─── INFORMATION SUPPLIED ───

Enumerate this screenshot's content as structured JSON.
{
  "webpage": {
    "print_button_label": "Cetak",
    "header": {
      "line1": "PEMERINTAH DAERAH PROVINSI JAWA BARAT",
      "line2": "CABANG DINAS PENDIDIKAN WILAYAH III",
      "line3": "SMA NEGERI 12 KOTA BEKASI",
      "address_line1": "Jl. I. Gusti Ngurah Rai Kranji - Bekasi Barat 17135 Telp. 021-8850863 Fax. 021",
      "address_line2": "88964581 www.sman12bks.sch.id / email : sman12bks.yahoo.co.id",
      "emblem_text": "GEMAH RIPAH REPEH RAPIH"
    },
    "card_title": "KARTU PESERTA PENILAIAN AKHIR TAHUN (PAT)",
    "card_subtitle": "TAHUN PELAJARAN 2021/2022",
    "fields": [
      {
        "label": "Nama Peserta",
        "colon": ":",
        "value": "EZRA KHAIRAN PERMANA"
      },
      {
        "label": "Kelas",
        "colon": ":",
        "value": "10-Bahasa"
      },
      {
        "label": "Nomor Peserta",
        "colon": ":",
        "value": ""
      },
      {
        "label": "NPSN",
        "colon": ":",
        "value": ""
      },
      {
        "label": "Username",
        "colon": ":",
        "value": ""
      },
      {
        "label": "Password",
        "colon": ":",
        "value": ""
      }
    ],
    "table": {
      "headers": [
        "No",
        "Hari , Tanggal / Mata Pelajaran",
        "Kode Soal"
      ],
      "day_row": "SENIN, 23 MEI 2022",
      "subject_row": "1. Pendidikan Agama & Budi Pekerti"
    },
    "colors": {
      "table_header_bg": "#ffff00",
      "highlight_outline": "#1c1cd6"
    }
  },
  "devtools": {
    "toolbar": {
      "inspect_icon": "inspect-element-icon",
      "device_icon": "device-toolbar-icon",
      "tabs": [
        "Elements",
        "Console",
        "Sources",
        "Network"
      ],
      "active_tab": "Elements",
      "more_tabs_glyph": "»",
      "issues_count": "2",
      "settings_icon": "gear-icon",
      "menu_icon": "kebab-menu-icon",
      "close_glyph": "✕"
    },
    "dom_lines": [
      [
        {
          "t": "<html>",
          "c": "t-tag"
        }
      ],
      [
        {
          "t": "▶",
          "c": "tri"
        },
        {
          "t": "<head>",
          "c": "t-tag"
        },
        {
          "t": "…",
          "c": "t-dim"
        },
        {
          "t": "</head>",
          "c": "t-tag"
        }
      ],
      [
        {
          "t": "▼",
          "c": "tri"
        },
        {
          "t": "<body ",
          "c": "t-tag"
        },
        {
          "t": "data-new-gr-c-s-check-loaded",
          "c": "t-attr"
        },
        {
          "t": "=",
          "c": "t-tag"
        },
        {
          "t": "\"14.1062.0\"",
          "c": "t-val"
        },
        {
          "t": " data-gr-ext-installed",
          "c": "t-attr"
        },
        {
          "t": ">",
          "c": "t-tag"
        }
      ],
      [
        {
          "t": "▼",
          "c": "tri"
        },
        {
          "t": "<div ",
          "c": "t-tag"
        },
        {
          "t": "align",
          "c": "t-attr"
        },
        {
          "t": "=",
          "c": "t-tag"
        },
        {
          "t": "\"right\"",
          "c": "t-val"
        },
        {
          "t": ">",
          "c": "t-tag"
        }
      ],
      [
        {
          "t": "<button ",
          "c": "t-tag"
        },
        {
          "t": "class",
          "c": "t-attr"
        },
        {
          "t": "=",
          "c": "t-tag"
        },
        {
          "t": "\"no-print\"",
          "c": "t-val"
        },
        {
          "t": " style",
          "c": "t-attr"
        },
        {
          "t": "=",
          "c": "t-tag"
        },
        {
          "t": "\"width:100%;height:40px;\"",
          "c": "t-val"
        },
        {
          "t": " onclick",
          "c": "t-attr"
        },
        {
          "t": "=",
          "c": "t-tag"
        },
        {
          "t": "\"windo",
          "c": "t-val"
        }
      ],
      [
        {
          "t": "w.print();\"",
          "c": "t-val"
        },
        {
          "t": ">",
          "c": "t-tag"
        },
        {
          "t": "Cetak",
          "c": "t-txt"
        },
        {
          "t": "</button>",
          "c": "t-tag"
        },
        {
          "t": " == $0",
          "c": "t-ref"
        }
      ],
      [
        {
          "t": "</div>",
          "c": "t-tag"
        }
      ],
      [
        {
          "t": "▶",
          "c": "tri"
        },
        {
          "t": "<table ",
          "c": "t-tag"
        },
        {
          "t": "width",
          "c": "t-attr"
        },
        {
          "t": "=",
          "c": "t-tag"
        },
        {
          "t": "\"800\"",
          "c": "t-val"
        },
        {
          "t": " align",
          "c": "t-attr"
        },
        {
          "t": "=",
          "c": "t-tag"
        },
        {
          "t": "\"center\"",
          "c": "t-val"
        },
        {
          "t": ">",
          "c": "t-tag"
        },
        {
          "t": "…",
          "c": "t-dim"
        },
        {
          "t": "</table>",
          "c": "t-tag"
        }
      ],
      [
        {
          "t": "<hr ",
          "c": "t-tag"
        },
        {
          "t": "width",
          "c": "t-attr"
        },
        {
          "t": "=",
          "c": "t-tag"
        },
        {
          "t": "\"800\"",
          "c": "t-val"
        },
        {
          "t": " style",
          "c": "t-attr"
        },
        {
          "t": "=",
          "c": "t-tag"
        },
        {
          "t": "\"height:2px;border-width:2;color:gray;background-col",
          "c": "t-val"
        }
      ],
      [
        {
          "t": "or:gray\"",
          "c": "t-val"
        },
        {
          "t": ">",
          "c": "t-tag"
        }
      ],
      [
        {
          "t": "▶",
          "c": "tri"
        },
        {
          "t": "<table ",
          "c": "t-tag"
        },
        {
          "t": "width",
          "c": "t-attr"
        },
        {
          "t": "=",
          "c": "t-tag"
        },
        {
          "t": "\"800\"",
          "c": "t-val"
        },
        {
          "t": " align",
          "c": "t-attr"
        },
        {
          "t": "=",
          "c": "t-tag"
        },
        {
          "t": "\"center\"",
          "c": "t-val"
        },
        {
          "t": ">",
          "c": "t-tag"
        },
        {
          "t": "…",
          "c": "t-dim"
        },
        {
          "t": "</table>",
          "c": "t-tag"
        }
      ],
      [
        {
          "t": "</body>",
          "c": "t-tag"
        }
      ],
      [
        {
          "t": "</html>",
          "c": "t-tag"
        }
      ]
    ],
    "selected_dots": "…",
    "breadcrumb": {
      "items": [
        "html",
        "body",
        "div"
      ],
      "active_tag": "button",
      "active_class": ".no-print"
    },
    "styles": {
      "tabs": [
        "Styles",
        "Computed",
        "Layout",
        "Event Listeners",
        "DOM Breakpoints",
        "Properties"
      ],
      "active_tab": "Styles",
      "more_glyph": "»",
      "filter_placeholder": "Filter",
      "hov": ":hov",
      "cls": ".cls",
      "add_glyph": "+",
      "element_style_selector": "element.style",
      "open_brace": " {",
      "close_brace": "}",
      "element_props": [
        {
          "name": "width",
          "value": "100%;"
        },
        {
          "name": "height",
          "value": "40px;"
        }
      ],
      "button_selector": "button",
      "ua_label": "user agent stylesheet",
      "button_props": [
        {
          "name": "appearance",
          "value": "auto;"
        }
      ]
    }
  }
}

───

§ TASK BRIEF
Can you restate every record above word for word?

§ RESULT OF THE TASK
Enumerate this screenshot's content as structured JSON.
{
  "webpage": {
    "print_button_label": "Cetak",
    "header": {
      "line1": "PEMERINTAH DAERAH PROVINSI JAWA BARAT",
      "line2": "CABANG DINAS PENDIDIKAN WILAYAH III",
      "line3": "SMA NEGERI 12 KOTA BEKASI",
      "address_line1": "Jl. I. Gusti Ngurah Rai Kranji - Bekasi Barat 17135 Telp. 021-8850863 Fax. 021",
      "address_line2": "88964581 www.sman12bks.sch.id / email : sman12bks.yahoo.co.id",
      "emblem_text": "GEMAH RIPAH REPEH RAPIH"
    },
    "card_title": "KARTU PESERTA PENILAIAN AKHIR TAHUN (PAT)",
    "card_subtitle": "TAHUN PELAJARAN 2021/2022",
    "fields": [
      {
        "label": "Nama Peserta",
        "colon": ":",
        "value": "EZRA KHAIRAN PERMANA"
      },
      {
        "label": "Kelas",
        "colon": ":",
        "value": "10-Bahasa"
      },
      {
        "label": "Nomor Peserta",
        "colon": ":",
        "value": ""
      },
      {
        "label": "NPSN",
        "colon": ":",
        "value": ""
      },
      {
        "label": "Username",
        "colon": ":",
        "value": ""
      },
      {
        "label": "Password",
        "colon": ":",
        "value": ""
      }
    ],
    "table": {
      "headers": [
        "No",
        "Hari , Tanggal / Mata Pelajaran",
        "Kode Soal"
      ],
      "day_row": "SENIN, 23 MEI 2022",
      "subject_row": "1. Pendidikan Agama & Budi Pekerti"
    },
    "colors": {
      "table_header_bg": "#ffff00",
      "highlight_outline": "#1c1cd6"
    }
  },
  "devtools": {
    "toolbar": {
      "inspect_icon": "inspect-element-icon",
      "device_icon": "device-toolbar-icon",
      "tabs": [
        "Elements",
        "Console",
        "Sources",
        "Network"
      ],
      "active_tab": "Elements",
      "more_tabs_glyph": "»",
      "issues_count": "2",
      "settings_icon": "gear-icon",
      "menu_icon": "kebab-menu-icon",
      "close_glyph": "✕"
    },
    "dom_lines": [
      [
        {
          "t": "<html>",
          "c": "t-tag"
        }
      ],
      [
        {
          "t": "▶",
          "c": "tri"
        },
        {
          "t": "<head>",
          "c": "t-tag"
        },
        {
          "t": "…",
          "c": "t-dim"
        },
        {
          "t": "</head>",
          "c": "t-tag"
        }
      ],
      [
        {
          "t": "▼",
          "c": "tri"
        },
        {
          "t": "<body ",
          "c": "t-tag"
        },
        {
          "t": "data-new-gr-c-s-check-loaded",
          "c": "t-attr"
        },
        {
          "t": "=",
          "c": "t-tag"
        },
        {
          "t": "\"14.1062.0\"",
          "c": "t-val"
        },
        {
          "t": " data-gr-ext-installed",
          "c": "t-attr"
        },
        {
          "t": ">",
          "c": "t-tag"
        }
      ],
      [
        {
          "t": "▼",
          "c": "tri"
        },
        {
          "t": "<div ",
          "c": "t-tag"
        },
        {
          "t": "align",
          "c": "t-attr"
        },
        {
          "t": "=",
          "c": "t-tag"
        },
        {
          "t": "\"right\"",
          "c": "t-val"
        },
        {
          "t": ">",
          "c": "t-tag"
        }
      ],
      [
        {
          "t": "<button ",
          "c": "t-tag"
        },
        {
          "t": "class",
          "c": "t-attr"
        },
        {
          "t": "=",
          "c": "t-tag"
        },
        {
          "t": "\"no-print\"",
          "c": "t-val"
        },
        {
          "t": " style",
          "c": "t-attr"
        },
        {
          "t": "=",
          "c": "t-tag"
        },
        {
          "t": "\"width:100%;height:40px;\"",
          "c": "t-val"
        },
        {
          "t": " onclick",
          "c": "t-attr"
        },
        {
          "t": "=",
          "c": "t-tag"
        },
        {
          "t": "\"windo",
          "c": "t-val"
        }
      ],
      [
        {
          "t": "w.print();\"",
          "c": "t-val"
        },
        {
          "t": ">",
          "c": "t-tag"
        },
        {
          "t": "Cetak",
          "c": "t-txt"
        },
        {
          "t": "</button>",
          "c": "t-tag"
        },
        {
          "t": " == $0",
          "c": "t-ref"
        }
      ],
      [
        {
          "t": "</div>",
          "c": "t-tag"
        }
      ],
      [
        {
          "t": "▶",
          "c": "tri"
        },
        {
          "t": "<table ",
          "c": "t-tag"
        },
        {
          "t": "width",
          "c": "t-attr"
        },
        {
          "t": "=",
          "c": "t-tag"
        },
        {
          "t": "\"800\"",
          "c": "t-val"
        },
        {
          "t": " align",
          "c": "t-attr"
        },
        {
          "t": "=",
          "c": "t-tag"
        },
        {
          "t": "\"center\"",
          "c": "t-val"
        },
        {
          "t": ">",
          "c": "t-tag"
        },
        {
          "t": "…",
          "c": "t-dim"
        },
        {
          "t": "</table>",
          "c": "t-tag"
        }
      ],
      [
        {
          "t": "<hr ",
          "c": "t-tag"
        },
        {
          "t": "width",
          "c": "t-attr"
        },
        {
          "t": "=",
          "c": "t-tag"
        },
        {
          "t": "\"800\"",
          "c": "t-val"
        },
        {
          "t": " style",
          "c": "t-attr"
        },
        {
          "t": "=",
          "c": "t-tag"
        },
        {
          "t": "\"height:2px;border-width:2;color:gray;background-col",
          "c": "t-val"
        }
      ],
      [
        {
          "t": "or:gray\"",
          "c": "t-val"
        },
        {
          "t": ">",
          "c": "t-tag"
        }
      ],
      [
        {
          "t": "▶",
          "c": "tri"
        },
        {
          "t": "<table ",
          "c": "t-tag"
        },
        {
          "t": "width",
          "c": "t-attr"
        },
        {
          "t": "=",
          "c": "t-tag"
        },
        {
          "t": "\"800\"",
          "c": "t-val"
        },
        {
          "t": " align",
          "c": "t-attr"
        },
        {
          "t": "=",
          "c": "t-tag"
        },
        {
          "t": "\"center\"",
          "c": "t-val"
        },
        {
          "t": ">",
          "c": "t-tag"
        },
        {
          "t": "…",
          "c": "t-dim"
        },
        {
          "t": "</table>",
          "c": "t-tag"
        }
      ],
      [
        {
          "t": "</body>",
          "c": "t-tag"
        }
      ],
      [
        {
          "t": "</html>",
          "c": "t-tag"
        }
      ]
    ],
    "selected_dots": "…",
    "breadcrumb": {
      "items": [
        "html",
        "body",
        "div"
      ],
      "active_tag": "button",
      "active_class": ".no-print"
    },
    "styles": {
      "tabs": [
        "Styles",
        "Computed",
        "Layout",
        "Event Listeners",
        "DOM Breakpoints",
        "Properties"
      ],
      "active_tab": "Styles",
      "more_glyph": "»",
      "filter_placeholder": "Filter",
      "hov": ":hov",
      "cls": ".cls",
      "add_glyph": "+",
      "element_style_selector": "element.style",
      "open_brace": " {",
      "close_brace": "}",
      "element_props": [
        {
          "name": "width",
          "value": "100%;"
        },
        {
          "name": "height",
          "value": "40px;"
        }
      ],
      "button_selector": "button",
      "ua_label": "user agent stylesheet",
      "button_props": [
        {
          "name": "appearance",
          "value": "auto;"
        }
      ]
    }
  }
}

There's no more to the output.